▶ **Exercise**: When the word "JSON" appears in a line of the data below, list that line.

BEGIN The data

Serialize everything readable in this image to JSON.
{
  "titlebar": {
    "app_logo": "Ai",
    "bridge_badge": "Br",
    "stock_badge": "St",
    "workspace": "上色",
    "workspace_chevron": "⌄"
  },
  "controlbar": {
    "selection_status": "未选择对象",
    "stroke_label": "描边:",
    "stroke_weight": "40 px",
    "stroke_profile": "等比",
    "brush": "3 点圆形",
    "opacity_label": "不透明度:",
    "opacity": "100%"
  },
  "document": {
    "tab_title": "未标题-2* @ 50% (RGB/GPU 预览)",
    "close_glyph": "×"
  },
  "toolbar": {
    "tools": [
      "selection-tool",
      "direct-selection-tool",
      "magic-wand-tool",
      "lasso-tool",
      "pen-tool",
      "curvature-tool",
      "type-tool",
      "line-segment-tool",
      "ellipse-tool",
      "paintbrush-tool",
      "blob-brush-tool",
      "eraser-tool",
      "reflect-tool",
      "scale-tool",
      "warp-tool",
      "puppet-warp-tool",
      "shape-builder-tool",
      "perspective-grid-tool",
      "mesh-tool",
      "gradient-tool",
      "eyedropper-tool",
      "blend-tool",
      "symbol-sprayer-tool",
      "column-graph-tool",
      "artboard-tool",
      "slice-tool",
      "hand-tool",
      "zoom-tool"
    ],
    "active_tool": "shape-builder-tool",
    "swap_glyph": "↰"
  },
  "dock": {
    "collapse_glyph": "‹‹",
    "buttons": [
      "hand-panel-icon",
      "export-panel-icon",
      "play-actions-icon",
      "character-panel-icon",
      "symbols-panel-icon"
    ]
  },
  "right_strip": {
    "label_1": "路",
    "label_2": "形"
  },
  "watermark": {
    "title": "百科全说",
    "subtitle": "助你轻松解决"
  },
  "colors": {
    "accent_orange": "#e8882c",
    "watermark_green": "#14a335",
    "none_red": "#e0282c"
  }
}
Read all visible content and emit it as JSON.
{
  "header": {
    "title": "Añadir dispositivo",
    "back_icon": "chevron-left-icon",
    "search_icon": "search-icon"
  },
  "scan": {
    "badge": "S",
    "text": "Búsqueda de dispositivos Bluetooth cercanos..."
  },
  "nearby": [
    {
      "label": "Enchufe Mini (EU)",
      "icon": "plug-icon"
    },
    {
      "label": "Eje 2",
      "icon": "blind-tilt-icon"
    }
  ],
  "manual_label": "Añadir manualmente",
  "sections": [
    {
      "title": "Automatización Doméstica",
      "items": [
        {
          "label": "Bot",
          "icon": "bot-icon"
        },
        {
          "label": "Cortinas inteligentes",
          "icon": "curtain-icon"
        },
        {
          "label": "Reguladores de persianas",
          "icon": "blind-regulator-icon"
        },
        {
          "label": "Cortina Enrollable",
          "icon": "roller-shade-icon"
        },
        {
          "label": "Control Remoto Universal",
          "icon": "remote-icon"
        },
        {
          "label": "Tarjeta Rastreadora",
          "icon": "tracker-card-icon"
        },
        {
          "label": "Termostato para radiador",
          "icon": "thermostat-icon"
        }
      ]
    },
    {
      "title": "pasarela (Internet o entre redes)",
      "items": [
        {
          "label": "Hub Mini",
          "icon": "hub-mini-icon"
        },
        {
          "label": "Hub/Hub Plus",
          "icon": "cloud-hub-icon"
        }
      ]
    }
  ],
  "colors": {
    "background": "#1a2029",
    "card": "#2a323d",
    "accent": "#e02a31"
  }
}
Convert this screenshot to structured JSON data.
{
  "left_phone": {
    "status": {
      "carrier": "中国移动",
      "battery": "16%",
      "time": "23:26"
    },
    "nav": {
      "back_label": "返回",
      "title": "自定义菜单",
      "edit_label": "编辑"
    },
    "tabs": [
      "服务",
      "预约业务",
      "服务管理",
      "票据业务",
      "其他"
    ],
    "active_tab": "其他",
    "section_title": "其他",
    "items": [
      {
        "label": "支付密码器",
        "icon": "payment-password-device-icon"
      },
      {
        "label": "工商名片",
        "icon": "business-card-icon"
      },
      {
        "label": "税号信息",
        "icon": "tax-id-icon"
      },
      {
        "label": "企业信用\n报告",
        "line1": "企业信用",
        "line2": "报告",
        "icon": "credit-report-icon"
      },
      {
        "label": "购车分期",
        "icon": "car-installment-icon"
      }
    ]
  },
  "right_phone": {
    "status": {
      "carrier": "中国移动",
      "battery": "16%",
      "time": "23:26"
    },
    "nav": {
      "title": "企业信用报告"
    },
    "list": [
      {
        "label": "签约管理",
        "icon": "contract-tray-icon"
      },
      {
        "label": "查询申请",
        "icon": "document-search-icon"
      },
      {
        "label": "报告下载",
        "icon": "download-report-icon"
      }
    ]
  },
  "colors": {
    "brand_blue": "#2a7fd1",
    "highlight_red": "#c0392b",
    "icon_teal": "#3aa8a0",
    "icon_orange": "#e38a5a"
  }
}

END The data
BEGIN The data

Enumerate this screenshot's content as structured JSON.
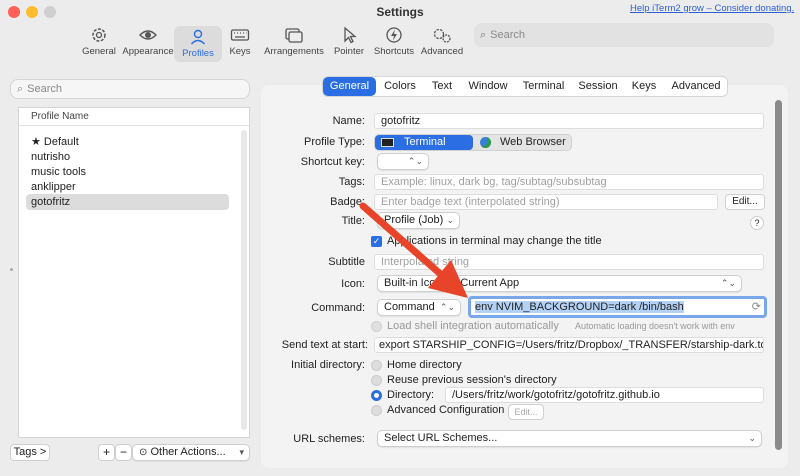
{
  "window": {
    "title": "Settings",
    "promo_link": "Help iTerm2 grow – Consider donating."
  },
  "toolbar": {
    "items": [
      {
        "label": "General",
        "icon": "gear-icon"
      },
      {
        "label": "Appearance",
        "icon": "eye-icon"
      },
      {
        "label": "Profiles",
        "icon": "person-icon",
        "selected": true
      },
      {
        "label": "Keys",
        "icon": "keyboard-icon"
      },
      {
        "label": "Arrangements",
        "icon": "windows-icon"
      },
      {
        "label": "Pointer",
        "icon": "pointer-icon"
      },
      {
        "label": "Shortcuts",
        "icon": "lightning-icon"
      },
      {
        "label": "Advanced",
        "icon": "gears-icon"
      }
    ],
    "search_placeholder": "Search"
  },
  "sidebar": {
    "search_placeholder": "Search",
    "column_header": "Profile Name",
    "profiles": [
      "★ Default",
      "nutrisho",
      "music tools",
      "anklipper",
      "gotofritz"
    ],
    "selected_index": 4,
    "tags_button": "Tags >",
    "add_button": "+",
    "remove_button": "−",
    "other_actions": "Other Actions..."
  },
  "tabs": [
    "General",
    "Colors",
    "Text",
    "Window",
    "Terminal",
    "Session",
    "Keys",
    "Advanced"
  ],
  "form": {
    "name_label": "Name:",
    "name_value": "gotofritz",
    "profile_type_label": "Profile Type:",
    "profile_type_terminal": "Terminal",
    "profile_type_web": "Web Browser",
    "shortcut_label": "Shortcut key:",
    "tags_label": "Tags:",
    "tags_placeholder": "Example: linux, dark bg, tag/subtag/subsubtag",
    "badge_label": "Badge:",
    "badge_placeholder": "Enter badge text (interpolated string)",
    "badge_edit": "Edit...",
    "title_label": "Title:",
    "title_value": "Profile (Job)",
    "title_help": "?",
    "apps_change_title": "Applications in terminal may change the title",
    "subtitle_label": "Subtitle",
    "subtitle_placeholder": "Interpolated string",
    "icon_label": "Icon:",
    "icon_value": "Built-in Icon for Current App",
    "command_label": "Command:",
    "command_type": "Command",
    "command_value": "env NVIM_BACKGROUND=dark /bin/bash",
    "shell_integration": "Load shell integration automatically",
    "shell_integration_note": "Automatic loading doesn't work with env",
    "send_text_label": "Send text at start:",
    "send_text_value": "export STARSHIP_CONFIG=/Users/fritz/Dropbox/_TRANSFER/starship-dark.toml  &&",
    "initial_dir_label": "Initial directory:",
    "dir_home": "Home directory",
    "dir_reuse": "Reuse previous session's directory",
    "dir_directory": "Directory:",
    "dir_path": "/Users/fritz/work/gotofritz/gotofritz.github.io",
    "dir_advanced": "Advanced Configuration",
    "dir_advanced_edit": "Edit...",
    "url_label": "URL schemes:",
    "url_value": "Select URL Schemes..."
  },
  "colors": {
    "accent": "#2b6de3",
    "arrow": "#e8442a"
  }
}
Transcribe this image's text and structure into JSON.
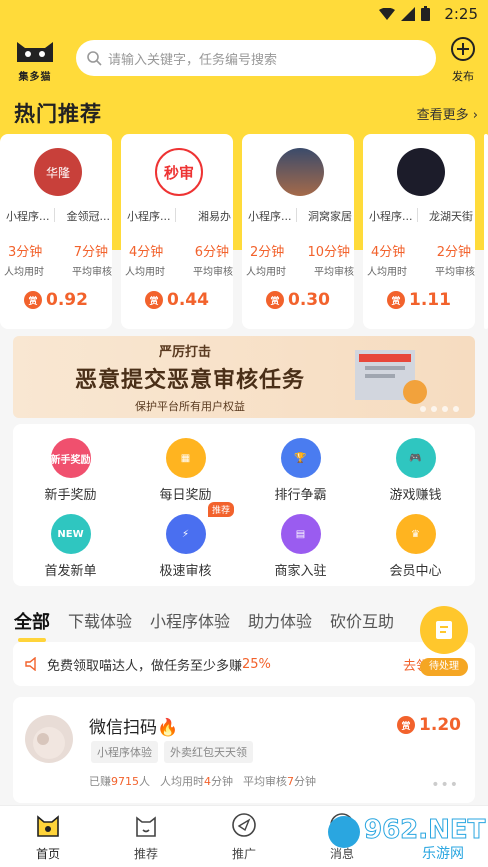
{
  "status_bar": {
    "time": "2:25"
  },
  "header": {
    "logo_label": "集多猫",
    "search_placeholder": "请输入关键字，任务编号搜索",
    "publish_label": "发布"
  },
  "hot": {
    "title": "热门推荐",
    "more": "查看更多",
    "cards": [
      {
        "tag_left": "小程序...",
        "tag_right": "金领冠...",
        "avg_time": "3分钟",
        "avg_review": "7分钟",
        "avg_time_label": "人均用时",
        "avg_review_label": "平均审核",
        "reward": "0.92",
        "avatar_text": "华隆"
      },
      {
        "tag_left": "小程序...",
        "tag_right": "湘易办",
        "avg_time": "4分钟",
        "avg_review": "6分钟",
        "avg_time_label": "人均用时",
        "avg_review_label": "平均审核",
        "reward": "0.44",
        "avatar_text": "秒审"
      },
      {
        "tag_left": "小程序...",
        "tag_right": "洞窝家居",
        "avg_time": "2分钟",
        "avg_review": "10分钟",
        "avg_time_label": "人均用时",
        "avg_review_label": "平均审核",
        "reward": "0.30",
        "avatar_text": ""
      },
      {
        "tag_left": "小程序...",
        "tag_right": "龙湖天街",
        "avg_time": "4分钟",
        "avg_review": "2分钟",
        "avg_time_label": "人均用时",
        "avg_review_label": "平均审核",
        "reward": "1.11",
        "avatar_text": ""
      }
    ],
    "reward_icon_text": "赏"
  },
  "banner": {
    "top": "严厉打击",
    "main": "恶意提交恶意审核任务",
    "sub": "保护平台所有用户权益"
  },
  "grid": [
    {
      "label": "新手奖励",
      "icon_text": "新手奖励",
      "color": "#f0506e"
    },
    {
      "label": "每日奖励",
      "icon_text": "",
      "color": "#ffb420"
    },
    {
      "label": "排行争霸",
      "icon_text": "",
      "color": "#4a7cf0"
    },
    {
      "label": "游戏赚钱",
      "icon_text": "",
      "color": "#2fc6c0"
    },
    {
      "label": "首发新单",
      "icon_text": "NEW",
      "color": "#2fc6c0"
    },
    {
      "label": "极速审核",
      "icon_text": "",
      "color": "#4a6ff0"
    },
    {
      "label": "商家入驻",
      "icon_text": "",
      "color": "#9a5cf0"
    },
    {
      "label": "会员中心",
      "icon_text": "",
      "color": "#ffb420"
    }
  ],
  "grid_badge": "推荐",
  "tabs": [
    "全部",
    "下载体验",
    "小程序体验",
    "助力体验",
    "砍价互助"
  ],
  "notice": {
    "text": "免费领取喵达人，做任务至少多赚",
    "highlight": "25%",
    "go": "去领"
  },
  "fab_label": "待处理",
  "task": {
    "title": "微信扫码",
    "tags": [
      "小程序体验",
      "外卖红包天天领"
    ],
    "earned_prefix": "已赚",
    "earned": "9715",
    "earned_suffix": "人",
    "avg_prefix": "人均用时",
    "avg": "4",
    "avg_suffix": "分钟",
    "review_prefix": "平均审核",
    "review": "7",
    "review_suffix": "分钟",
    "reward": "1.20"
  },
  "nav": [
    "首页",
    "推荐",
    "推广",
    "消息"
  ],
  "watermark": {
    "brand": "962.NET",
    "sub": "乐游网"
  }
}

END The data

▶ **Result for this exercise**:
Serialize everything readable in this image to JSON.
Read all visible content and emit it as JSON.
Convert this screenshot to structured JSON data.
Enumerate this screenshot's content as structured JSON.
Transcribe this image's text and structure into JSON.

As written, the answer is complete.